### Excerpts from an interface dataset
----

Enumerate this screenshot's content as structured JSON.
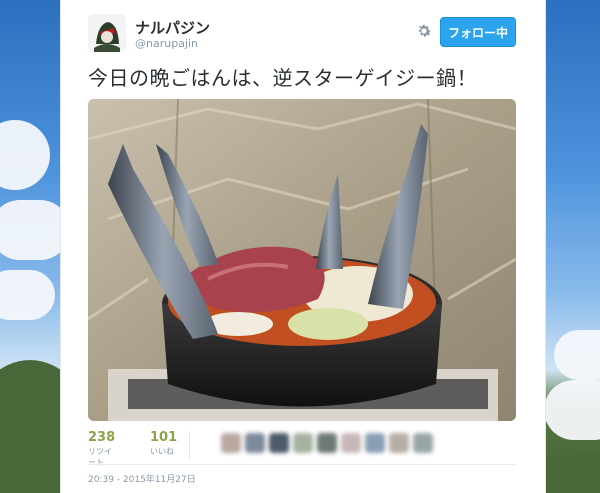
{
  "tweet": {
    "display_name": "ナルパジン",
    "handle": "@narupajin",
    "follow_label": "フォロー中",
    "text": "今日の晩ごはんは、逆スターゲイジー鍋！",
    "timestamp": "20:39 - 2015年11月27日"
  },
  "stats": {
    "retweets_count": "238",
    "retweets_label": "リツイート",
    "likes_count": "101",
    "likes_label": "いいね"
  },
  "colors": {
    "follow_button": "#2ba3ed",
    "stat_numbers": "#8aa44a",
    "muted_text": "#8899a6"
  },
  "icons": [
    "settings-gear-icon"
  ]
}
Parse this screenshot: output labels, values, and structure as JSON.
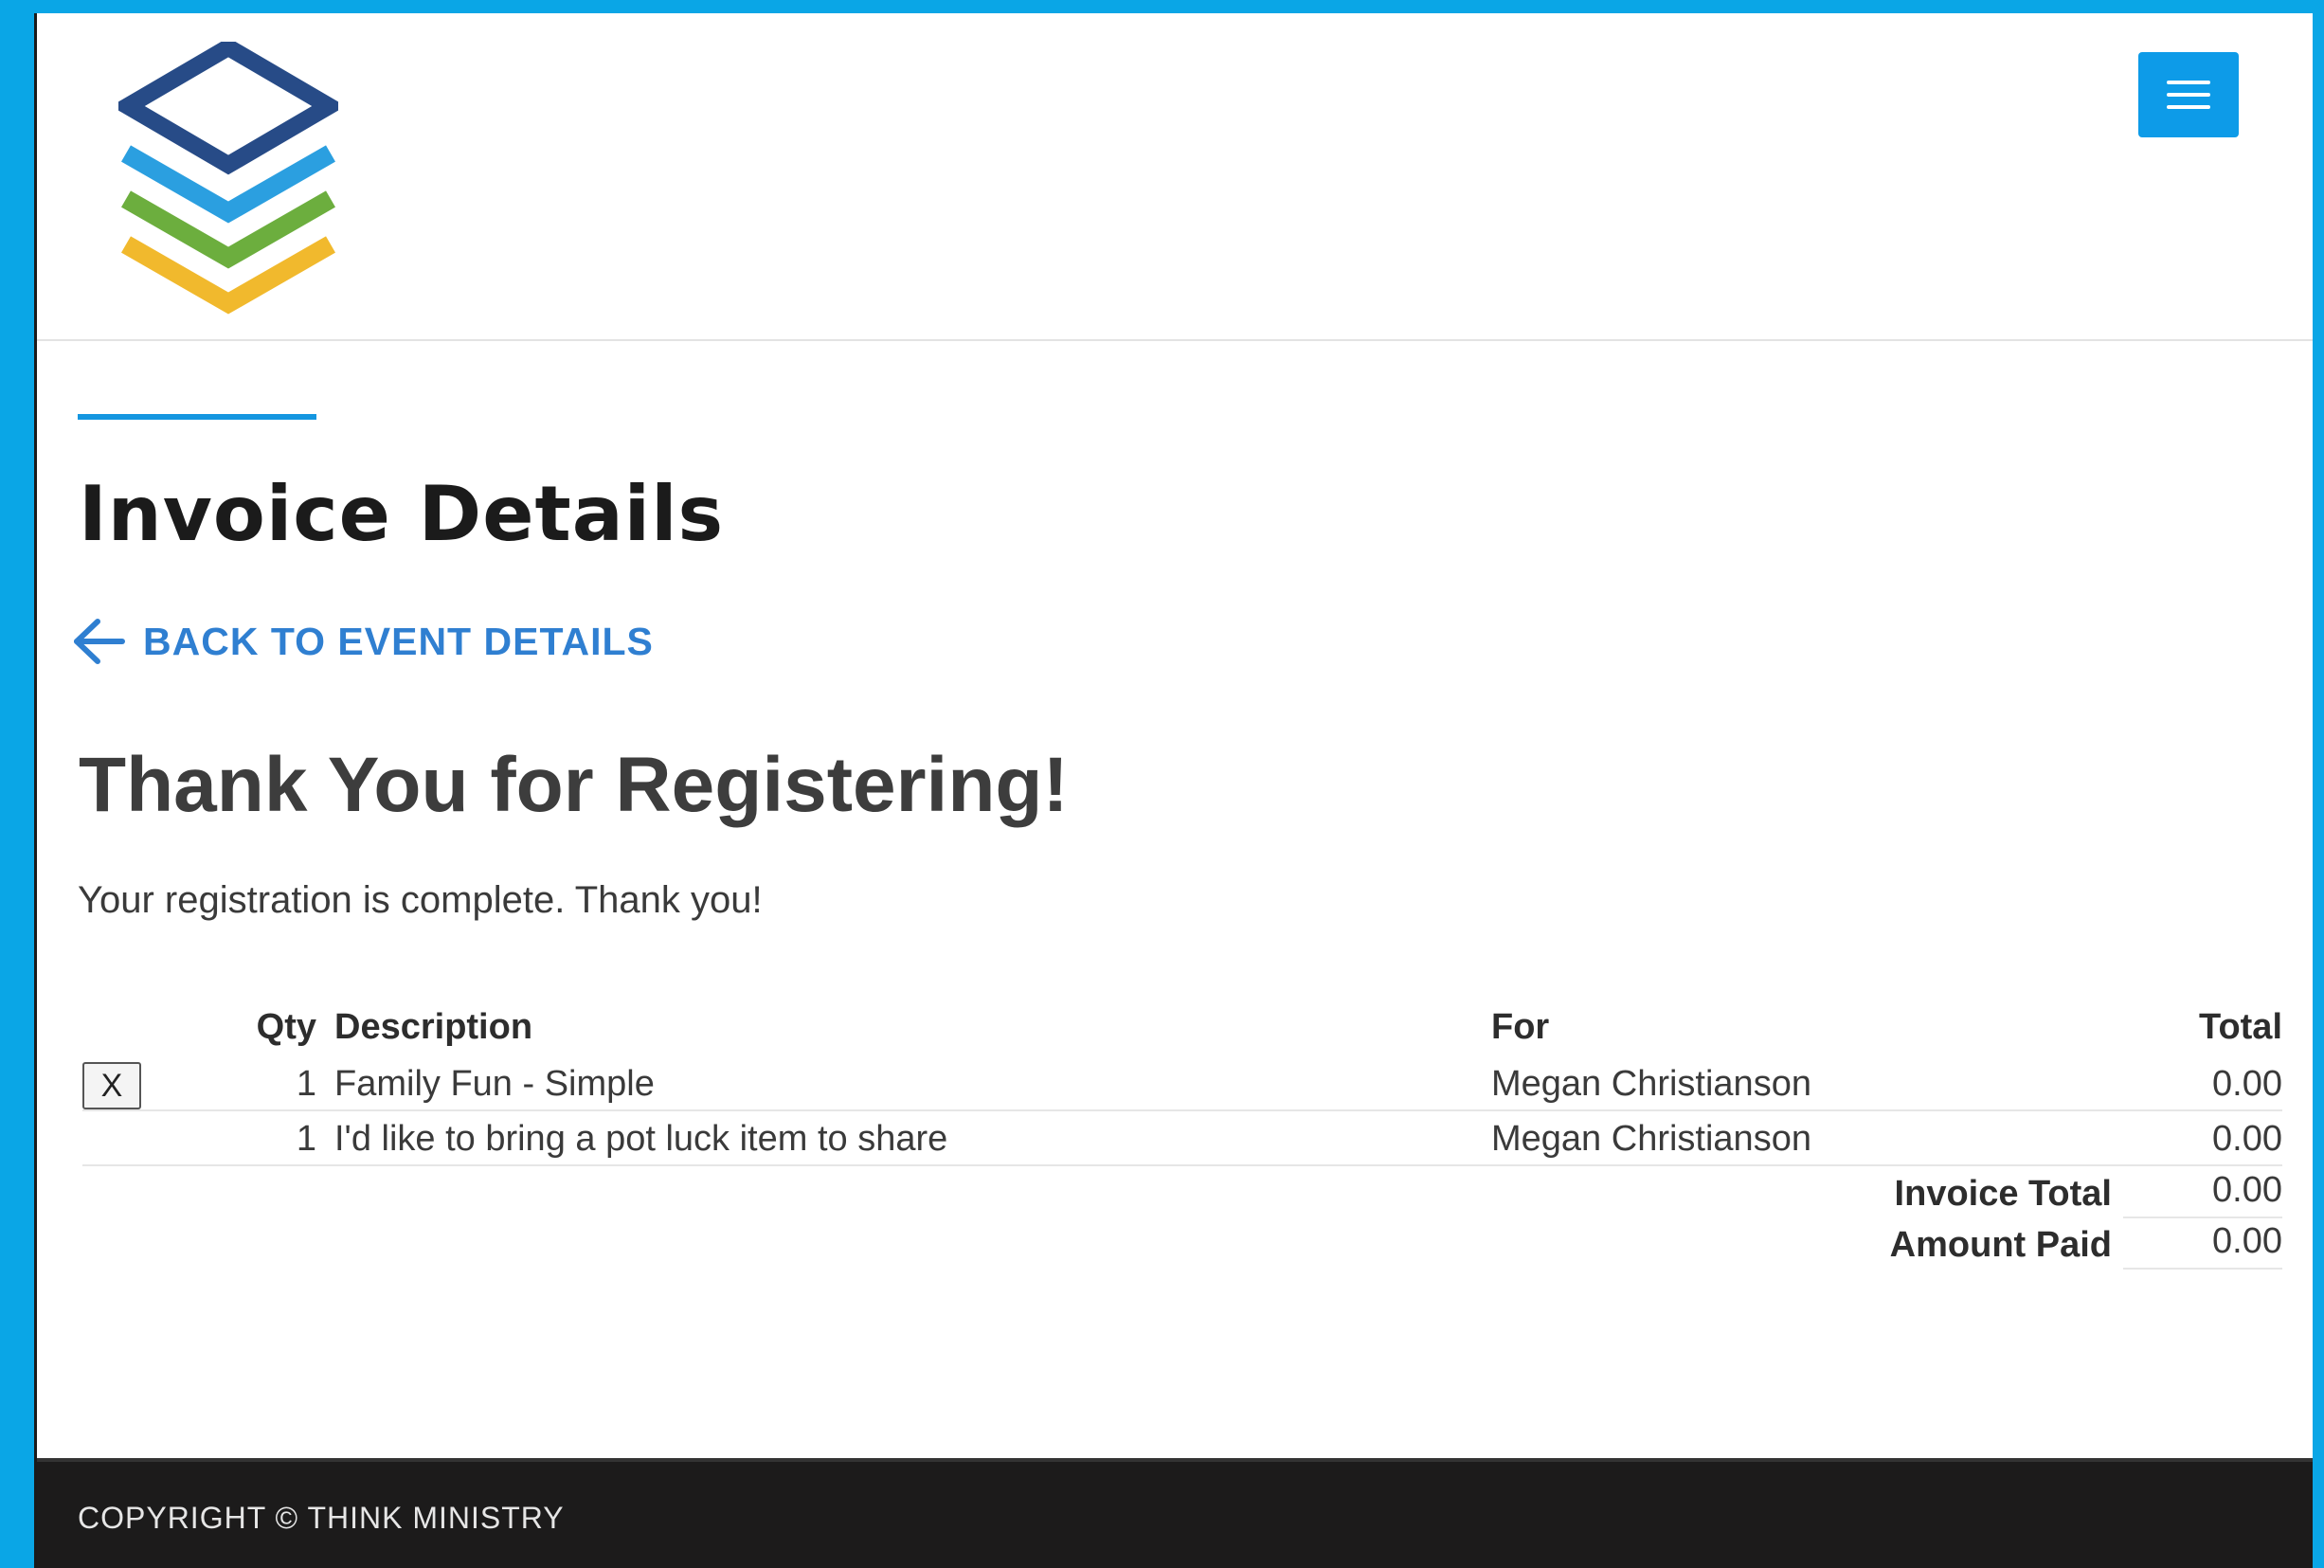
{
  "header": {
    "logo_icon": "stacked-layers-logo-icon",
    "menu_icon": "hamburger-icon",
    "colors": {
      "logo_top": "#274b87",
      "logo_blue": "#2b9fe0",
      "logo_green": "#6cae3e",
      "logo_yellow": "#f1b92d",
      "menu_button": "#0d9be8"
    }
  },
  "main": {
    "title": "Invoice Details",
    "back_link": {
      "label": "BACK TO EVENT DETAILS",
      "icon": "arrow-left-icon"
    },
    "thanks_title": "Thank You for Registering!",
    "thanks_text": "Your registration is complete. Thank you!",
    "accent_color": "#1496e0"
  },
  "invoice": {
    "columns": {
      "qty": "Qty",
      "description": "Description",
      "for": "For",
      "total": "Total"
    },
    "remove_label": "X",
    "items": [
      {
        "qty": "1",
        "description": "Family Fun - Simple",
        "for": "Megan Christianson",
        "total": "0.00",
        "removable": true
      },
      {
        "qty": "1",
        "description": "I'd like to bring a pot luck item to share",
        "for": "Megan Christianson",
        "total": "0.00",
        "removable": false
      }
    ],
    "summary": {
      "invoice_total_label": "Invoice Total",
      "invoice_total_value": "0.00",
      "amount_paid_label": "Amount Paid",
      "amount_paid_value": "0.00"
    }
  },
  "footer": {
    "copyright": "COPYRIGHT © THINK MINISTRY"
  }
}
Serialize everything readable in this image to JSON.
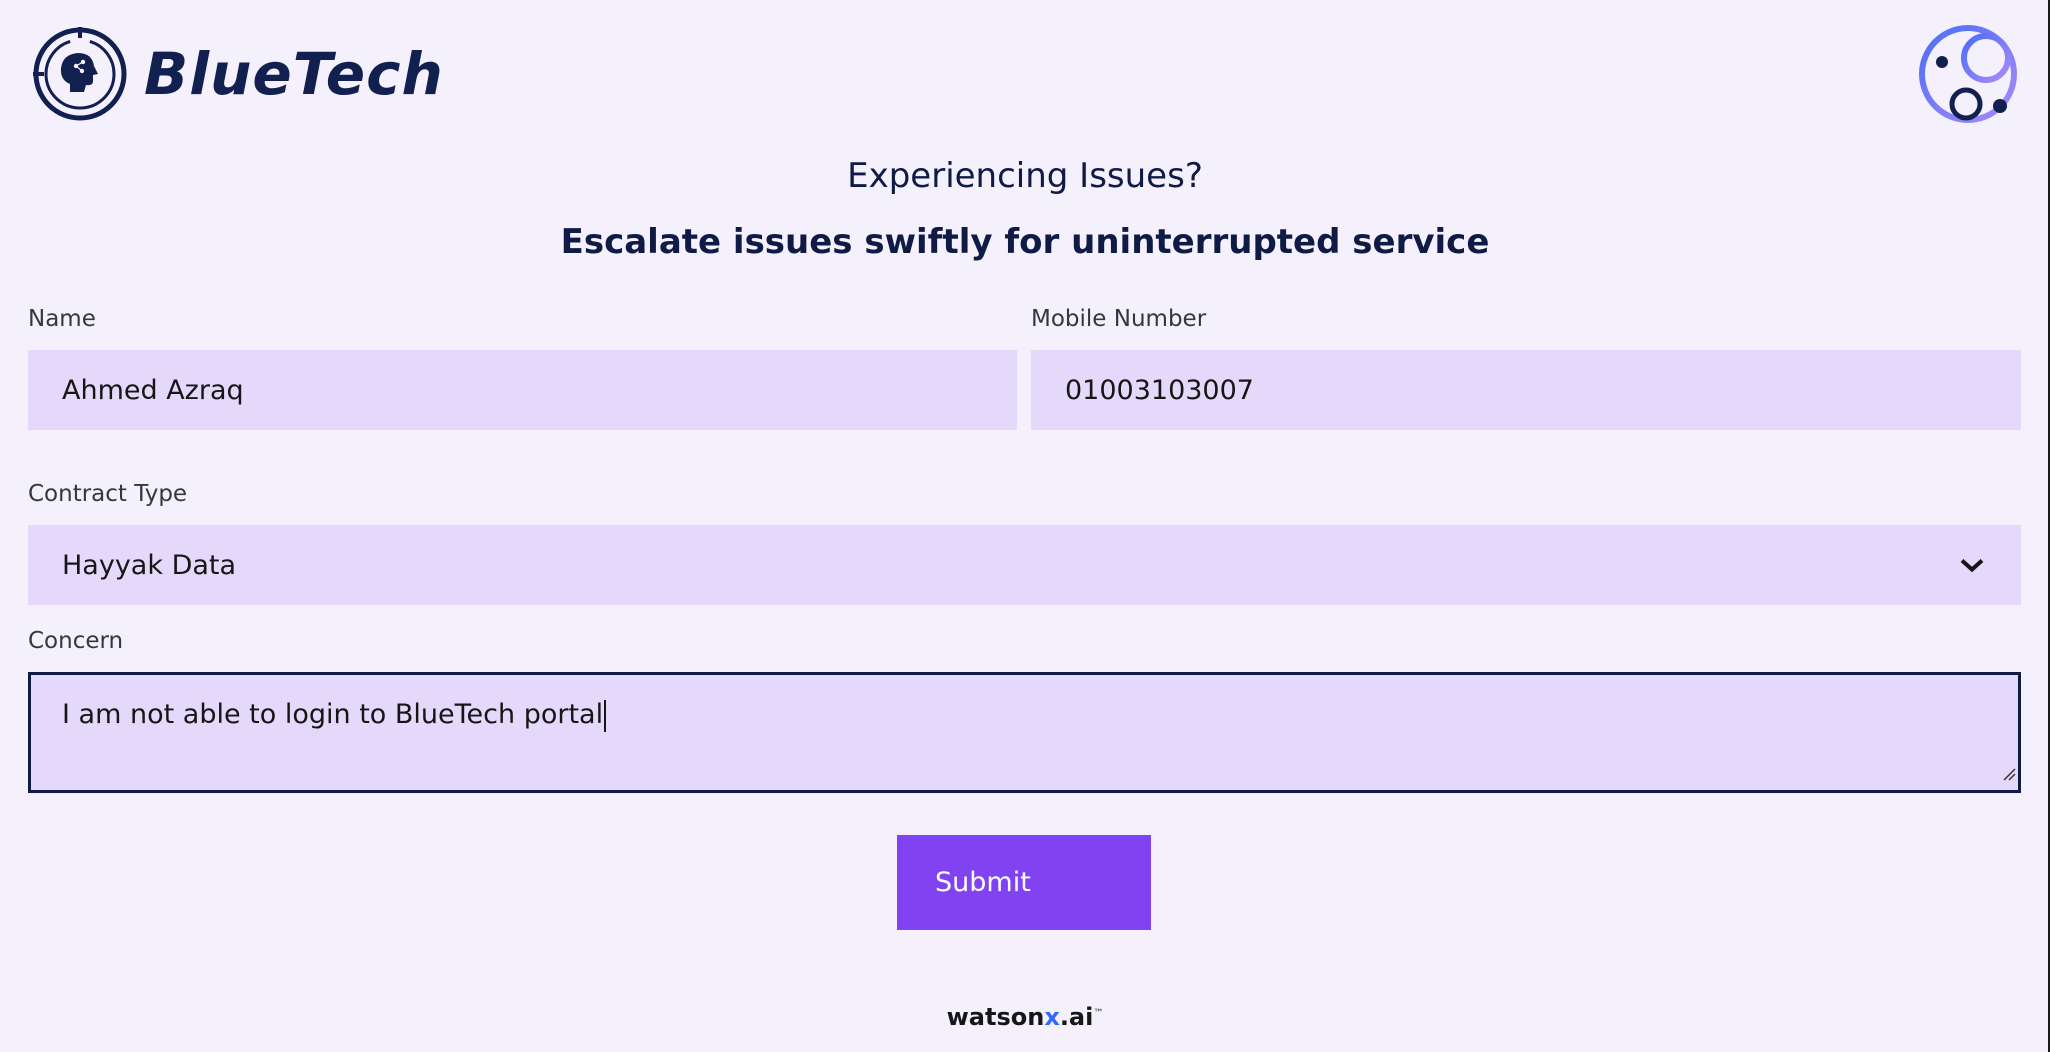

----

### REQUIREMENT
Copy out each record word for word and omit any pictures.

### TASK RESPONSE
Enumerate this screenshot's content as structured JSON.
{
  "tweet": {
    "display_name": "ナルパジン",
    "handle": "@narupajin",
    "follow_label": "フォロー中",
    "text": "今日の晩ごはんは、逆スターゲイジー鍋！",
    "timestamp": "20:39 - 2015年11月27日"
  },
  "stats": {
    "retweets_count": "238",
    "retweets_label": "リツイート",
    "likes_count": "101",
    "likes_label": "いいね"
  },
  "colors": {
    "follow_button": "#2ba3ed",
    "stat_numbers": "#8aa44a",
    "muted_text": "#8899a6"
  },
  "icons": [
    "settings-gear-icon"
  ]
}
Parse this screenshot: output labels, values, and structure as JSON.
{
  "header": {
    "logo_icon": "stacked-layers-logo-icon",
    "menu_icon": "hamburger-icon",
    "colors": {
      "logo_top": "#274b87",
      "logo_blue": "#2b9fe0",
      "logo_green": "#6cae3e",
      "logo_yellow": "#f1b92d",
      "menu_button": "#0d9be8"
    }
  },
  "main": {
    "title": "Invoice Details",
    "back_link": {
      "label": "BACK TO EVENT DETAILS",
      "icon": "arrow-left-icon"
    },
    "thanks_title": "Thank You for Registering!",
    "thanks_text": "Your registration is complete. Thank you!",
    "accent_color": "#1496e0"
  },
  "invoice": {
    "columns": {
      "qty": "Qty",
      "description": "Description",
      "for": "For",
      "total": "Total"
    },
    "remove_label": "X",
    "items": [
      {
        "qty": "1",
        "description": "Family Fun - Simple",
        "for": "Megan Christianson",
        "total": "0.00",
        "removable": true
      },
      {
        "qty": "1",
        "description": "I'd like to bring a pot luck item to share",
        "for": "Megan Christianson",
        "total": "0.00",
        "removable": false
      }
    ],
    "summary": {
      "invoice_total_label": "Invoice Total",
      "invoice_total_value": "0.00",
      "amount_paid_label": "Amount Paid",
      "amount_paid_value": "0.00"
    }
  },
  "footer": {
    "copyright": "COPYRIGHT © THINK MINISTRY"
  }
}
Serialize everything readable in this image to JSON.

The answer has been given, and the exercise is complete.